Whether you’re a competitive mountain biker, Peloton enthusiast or just enjoy the occasional weekend ride around town, chances are that you’ll have experienced some degree of foot pain as a result of cycling. In fact, foot pain from biking is so common that a 2006 study found that up to 85% of people experienced some form on non-traumatic injury from riding a bike.¹ Thankfully, there’s one often overlooked aspect of cycling that can make all the difference when it comes to preventing foot pain (and we’re about to break it down for you).
Cycling involves a massive amount of energy transfer from the legs, through our feet to the pedals,² often causing symptoms like hot burning sensations³, numbness and sharp pains on the undersides of the feet. These are frequently the result of the nerves in our feet traveling through a narrow space between the metatarsal heads⁴ (which you can think of as your feet’s “knuckles” or the balls of your feet). These narrow areas come into direct contact with our cycling cleats, exacerbating the issue and intensifying the pain. Long rides, warm weather and inflexible shoes can also cause our feet to swell, making matters even worse.
So, what’s the cure? You should start with the shoes. Wider shoes with a roomier front end and looser straps are less constrictive and allow for a better range of motion for the feet. While many cyclists choose stiffer shoes—such as carbon fiber models—as they cause less energy wastage and make for more efficient cycling, these can actually lead to increased hot spots and foot pain. One US study compared participants cycling at 400 watts output in two pairs of shoes of the same make and size, but one had plastic soles while the other had carbon fiber soles. During pedaling, the carbon fiber shoes produced peak plantar pressures 18% higher than those of plastic design.⁵ To summarize, firmer shoes increase the risk of irritation and potential injury.

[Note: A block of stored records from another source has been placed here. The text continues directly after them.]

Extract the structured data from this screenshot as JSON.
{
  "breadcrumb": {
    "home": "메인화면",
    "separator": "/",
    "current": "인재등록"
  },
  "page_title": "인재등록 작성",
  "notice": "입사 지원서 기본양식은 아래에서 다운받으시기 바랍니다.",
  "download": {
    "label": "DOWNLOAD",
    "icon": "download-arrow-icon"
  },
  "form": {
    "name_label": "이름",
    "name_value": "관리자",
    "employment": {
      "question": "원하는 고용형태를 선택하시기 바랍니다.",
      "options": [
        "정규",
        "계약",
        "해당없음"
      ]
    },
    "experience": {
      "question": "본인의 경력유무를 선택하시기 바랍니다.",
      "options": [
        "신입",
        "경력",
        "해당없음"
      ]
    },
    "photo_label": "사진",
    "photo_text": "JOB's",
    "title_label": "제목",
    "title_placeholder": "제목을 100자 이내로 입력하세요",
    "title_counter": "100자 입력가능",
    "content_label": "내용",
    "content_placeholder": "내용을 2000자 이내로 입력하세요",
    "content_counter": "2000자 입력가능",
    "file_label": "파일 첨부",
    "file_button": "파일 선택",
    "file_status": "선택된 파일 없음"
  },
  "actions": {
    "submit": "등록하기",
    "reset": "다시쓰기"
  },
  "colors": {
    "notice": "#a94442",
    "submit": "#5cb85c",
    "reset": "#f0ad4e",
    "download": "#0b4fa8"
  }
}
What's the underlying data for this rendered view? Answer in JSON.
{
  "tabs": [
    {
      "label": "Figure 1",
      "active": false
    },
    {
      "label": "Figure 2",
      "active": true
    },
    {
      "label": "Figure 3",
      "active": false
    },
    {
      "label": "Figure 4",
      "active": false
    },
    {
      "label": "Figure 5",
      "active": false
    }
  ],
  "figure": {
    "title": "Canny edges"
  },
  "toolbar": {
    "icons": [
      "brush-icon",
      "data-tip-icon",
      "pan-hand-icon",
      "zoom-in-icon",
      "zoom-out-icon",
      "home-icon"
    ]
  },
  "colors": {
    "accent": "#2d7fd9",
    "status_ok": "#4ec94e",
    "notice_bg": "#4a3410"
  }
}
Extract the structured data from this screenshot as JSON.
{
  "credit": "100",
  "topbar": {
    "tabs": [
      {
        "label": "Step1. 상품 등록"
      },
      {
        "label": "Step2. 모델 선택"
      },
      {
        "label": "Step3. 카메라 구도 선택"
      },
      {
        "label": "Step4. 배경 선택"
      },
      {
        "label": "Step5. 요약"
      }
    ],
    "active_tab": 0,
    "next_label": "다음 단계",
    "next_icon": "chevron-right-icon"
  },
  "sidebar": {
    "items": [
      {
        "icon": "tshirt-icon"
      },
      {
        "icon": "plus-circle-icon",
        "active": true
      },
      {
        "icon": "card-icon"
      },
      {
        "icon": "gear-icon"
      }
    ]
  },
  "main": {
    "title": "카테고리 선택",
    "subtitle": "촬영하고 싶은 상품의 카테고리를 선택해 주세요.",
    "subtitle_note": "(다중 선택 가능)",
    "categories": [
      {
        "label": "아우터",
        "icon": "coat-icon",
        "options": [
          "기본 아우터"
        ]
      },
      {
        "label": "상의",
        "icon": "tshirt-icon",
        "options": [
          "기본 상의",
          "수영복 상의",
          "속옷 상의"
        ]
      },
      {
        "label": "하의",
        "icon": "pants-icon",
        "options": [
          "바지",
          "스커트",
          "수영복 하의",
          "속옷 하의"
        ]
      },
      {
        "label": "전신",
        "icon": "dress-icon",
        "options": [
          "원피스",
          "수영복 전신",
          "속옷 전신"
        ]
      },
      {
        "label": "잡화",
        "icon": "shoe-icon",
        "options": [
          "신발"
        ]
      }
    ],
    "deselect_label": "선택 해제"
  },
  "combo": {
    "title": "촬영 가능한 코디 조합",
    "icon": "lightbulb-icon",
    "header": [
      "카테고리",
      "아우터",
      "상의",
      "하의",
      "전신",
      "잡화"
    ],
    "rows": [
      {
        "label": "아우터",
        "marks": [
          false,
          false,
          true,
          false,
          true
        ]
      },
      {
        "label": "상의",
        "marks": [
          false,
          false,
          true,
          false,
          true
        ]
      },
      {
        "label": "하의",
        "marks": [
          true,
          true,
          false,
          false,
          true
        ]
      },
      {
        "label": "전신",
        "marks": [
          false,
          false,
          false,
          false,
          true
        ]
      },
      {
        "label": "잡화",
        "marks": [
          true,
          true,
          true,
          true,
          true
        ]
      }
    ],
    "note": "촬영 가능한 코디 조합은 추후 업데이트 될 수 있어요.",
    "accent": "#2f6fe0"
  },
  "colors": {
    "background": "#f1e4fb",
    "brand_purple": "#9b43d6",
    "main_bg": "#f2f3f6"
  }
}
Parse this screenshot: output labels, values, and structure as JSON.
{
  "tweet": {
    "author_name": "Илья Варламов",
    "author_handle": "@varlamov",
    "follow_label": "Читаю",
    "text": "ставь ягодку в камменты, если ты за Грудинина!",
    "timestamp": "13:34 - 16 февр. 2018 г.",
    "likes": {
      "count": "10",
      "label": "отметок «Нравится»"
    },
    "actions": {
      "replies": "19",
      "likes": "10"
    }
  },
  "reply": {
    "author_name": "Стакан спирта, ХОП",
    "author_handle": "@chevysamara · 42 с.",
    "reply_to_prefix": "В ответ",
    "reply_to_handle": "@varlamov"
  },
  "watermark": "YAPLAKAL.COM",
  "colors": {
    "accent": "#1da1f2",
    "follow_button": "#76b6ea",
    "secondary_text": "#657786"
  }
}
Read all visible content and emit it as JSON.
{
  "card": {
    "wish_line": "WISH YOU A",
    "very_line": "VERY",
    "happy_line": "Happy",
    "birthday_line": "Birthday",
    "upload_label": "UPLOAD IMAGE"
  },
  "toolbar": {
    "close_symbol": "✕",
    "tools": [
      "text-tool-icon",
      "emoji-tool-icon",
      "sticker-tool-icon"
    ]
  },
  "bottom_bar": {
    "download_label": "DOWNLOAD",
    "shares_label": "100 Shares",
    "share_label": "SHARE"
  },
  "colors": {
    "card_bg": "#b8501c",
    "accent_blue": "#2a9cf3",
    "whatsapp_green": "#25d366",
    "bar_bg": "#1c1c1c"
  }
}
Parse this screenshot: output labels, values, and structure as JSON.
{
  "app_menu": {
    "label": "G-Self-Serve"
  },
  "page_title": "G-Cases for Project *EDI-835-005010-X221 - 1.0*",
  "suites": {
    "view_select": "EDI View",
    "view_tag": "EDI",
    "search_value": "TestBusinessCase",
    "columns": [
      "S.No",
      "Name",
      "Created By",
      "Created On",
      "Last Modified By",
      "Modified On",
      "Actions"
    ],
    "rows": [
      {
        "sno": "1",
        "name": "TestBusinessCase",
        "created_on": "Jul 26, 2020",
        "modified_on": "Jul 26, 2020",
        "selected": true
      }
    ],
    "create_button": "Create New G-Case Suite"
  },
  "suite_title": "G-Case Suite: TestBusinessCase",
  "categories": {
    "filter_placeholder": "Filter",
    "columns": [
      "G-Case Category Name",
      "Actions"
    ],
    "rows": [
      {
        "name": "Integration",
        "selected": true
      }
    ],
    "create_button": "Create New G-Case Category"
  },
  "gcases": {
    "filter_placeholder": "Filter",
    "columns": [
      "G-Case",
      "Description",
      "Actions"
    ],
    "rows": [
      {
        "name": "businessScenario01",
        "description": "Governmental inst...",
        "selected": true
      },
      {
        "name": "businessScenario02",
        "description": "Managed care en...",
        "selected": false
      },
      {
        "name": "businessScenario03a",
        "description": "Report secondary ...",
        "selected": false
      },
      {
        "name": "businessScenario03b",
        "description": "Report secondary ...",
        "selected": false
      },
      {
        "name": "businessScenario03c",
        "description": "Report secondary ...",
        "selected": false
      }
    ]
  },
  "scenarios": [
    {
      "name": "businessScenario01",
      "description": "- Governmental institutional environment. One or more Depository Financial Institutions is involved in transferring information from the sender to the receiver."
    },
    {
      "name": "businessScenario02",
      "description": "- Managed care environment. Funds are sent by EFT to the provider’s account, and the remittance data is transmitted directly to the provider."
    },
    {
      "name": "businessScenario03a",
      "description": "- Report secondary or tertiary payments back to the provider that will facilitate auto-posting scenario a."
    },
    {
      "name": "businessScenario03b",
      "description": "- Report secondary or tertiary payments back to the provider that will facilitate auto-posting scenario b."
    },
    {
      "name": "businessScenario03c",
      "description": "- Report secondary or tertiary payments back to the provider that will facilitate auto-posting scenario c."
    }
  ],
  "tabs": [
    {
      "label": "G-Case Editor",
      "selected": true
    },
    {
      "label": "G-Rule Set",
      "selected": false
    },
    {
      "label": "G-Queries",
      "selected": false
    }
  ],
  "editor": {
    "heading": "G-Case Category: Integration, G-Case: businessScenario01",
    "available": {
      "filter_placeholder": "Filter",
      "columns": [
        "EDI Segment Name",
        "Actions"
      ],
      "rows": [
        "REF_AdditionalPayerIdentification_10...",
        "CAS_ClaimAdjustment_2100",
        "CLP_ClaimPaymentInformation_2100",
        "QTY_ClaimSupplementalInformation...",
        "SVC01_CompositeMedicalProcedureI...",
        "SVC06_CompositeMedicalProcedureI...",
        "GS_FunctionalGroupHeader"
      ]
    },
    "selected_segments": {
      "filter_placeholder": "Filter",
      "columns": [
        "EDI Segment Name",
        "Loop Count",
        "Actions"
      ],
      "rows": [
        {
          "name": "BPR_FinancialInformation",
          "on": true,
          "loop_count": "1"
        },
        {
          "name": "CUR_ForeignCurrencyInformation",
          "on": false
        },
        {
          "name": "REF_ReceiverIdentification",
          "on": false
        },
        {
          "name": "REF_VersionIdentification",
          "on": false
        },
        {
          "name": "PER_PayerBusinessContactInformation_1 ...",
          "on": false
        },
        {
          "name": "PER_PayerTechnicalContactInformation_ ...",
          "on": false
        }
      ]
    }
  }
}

A later, more comprehensive study outlined the following guidelines (amongst others) for cyclists to use when selecting their footwear:
- Cycling shoes should be selected to afford adequate width and support, especially in the forefoot area (bear in mind that the foot will swell significantly when cycling in warm/hot conditions).
- A stiffer soled shoe is not necessarily harmful provided that the footbed/insert is properly structured and contoured to help relieve plantar pressure.
- Simply using a flat padded insole in a shoe with a very stiff sole is unlikely to reduce foot pain – indeed, if the shoe is already a snug fit, it could increase it.
- When adjusting the upper straps of a cycling shoe, care should be taken to ensure that over-tightening doesn’t occur.
In essence, finding the perfect shoe to cycle in is just as important as finding the perfect shoe to wear all day at work, go on a long run, hike a trail or play on turf. Our feet need different types of support during various activities and skimping on thoroughly testing out the right types of shoes, not taking regular breaks during activity or not paying attention to how your feet look and feel could have some serious consequences.
And one more pro tip: test out cycling cleats at the end of the day when your feet are naturally more swollen. This will replicate how your feet might feel after a long biking session.
Of course, if you experience any type of persistent foot pain or irritation, it’s best to consult with a doctor.